Within a day we rented a small house a few blocks from the Gulf coast and drove a few more hours over to Miami’s American Airlines Arena less than 48 hours after leaving Milwaukee to see the Bucks defeat the Heat again, this time on the road. The box scores confirm this. I was too tired then to clearly recall it all now.
Coming back from the Costa Rican tropics, we had to get out of the Wisconsin cold any way possible. South Florida was the best option at the time. We had some family there. We got jobs. It was usually sunny. We had no idea those wins over the Heat were only a taste of the “Fear” to come that spring.
We were working tirelessly at customer service jobs while the Bucks were reeling off a streak we couldn’t even afford to stream properly in those days. They ended up closing the season on a 28-11 run.
After the disappointing playoff loss to the Atlanta Hawks with Bogut sidelined, I had a few weeks off of work during Summerfest in the summer of 2010 and returned to Milwaukee on “vacation.”
For me, a visit to the Fest wouldn’t be complete without a stop at the Bucks Zone, though my friends and I had more adult concerns than when Vin Baker was teaching me how to properly dribble a basketball in the early 90s.
While reuniting with my friends and family in the beautiful Midwest summer weather, after missing out on a season like that at the Bradley Center, I felt it was time to start looking at return options.
The way I fell into journalism is a story for a different column, but by this time I had an associate’s degree, some college newspaper experience, and luckily enough, a connection at the Milwaukee Journal Sentinel, which had already lost several key employees.
For me, a chance to work at such a highly respected news organization was an opportunity too good to pass up. The fact that the newsroom is across from the “Fortress on Fourth” was merely an added bonus.
I would eventually move to an apartment above a bar across the street from work. The fact that my apartment was also across the street from my favorite sports venue was merely an added bonus.
Though, it was an added bonus that came in handy. For as great of a fan experience the Bradley Center provided on limited means, the security often left something to be desired.
Not that my friends and I complained when we may or may not have bolted across the street for a round from the home bar and no lines at the bathroom.
In these more recent years, and as the Bradley Center increasingly showed its age, I grew more aware of the building’s inherent limitations.
It was from a different era. The architecture was hideous.
I had been to other NBA arenas across the country. The Bradley Center didn’t have to be a concrete vault.
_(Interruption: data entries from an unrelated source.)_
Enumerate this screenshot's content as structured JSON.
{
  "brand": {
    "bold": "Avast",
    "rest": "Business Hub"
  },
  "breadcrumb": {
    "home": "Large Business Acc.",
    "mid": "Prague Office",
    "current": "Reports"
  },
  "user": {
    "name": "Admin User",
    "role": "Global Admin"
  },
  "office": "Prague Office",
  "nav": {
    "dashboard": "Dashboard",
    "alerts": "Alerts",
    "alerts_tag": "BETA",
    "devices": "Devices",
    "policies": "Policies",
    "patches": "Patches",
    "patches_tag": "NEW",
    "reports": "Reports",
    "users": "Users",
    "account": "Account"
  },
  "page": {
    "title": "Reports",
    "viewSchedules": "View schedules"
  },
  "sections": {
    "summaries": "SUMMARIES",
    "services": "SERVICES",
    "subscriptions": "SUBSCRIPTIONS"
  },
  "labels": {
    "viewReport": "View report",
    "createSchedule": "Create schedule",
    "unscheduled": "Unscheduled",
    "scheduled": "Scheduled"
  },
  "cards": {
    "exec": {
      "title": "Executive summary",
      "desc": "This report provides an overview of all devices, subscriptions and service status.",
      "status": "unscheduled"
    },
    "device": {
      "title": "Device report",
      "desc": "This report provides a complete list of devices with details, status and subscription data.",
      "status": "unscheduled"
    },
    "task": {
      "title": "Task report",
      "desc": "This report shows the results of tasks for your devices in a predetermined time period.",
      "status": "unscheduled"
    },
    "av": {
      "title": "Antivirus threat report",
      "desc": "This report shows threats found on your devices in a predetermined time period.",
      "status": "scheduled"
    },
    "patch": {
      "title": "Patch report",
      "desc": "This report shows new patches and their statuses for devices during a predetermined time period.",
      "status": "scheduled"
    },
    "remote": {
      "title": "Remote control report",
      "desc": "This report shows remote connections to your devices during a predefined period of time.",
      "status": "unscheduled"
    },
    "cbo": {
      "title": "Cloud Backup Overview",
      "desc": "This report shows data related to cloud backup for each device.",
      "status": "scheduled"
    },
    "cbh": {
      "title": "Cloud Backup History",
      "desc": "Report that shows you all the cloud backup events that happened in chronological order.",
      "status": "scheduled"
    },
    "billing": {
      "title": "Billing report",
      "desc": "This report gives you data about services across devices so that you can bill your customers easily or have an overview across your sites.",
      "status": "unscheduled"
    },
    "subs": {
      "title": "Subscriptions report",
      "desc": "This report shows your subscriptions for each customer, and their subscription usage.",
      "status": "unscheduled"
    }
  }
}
You could play basketball in a beautiful building.
Of course, older basketball fans in Milwaukee, and elsewhere, had known that for decades.
I thought I understood just how bad the Bradley Center was when I worked on coverage of the efforts towards construction of the new arena.
I didn’t truly appreciate what that older generation had told me for over 20 years … until last October.
In the midst of my first year working for the Wisconsin State Journal in Madison, focusing on Badgers football and basketball, I knew I couldn’t miss the opportunity to see the Bucks face the Celtics at the old MECCA Arena.
With the new arena progressing at a rapid pace, it was clear this was an opportunity that would only come once.
Then they confirmed the Robert Indiana-designed floor would be in place.
I got back to Milwaukee at the expense of other responsibilities.
I got a ticket.
We got the family together.
We went to Major Goolsby’s for the pregame.
We crossed over to the MECCA.
Just over a year before, I had received my college diploma in the same building, but the history didn’t fully resonate until that October night.
We didn’t sit the entire game (lest we lose a last-row bet and owe a round of beers).
The Bucks lost a close early season match to the Celtics … but it didn’t matter.
The energy in that building was unforgettable.
The passion. The noise.
No one could confuse that building with a quiet library.
It still reminds me of the Bradley Center.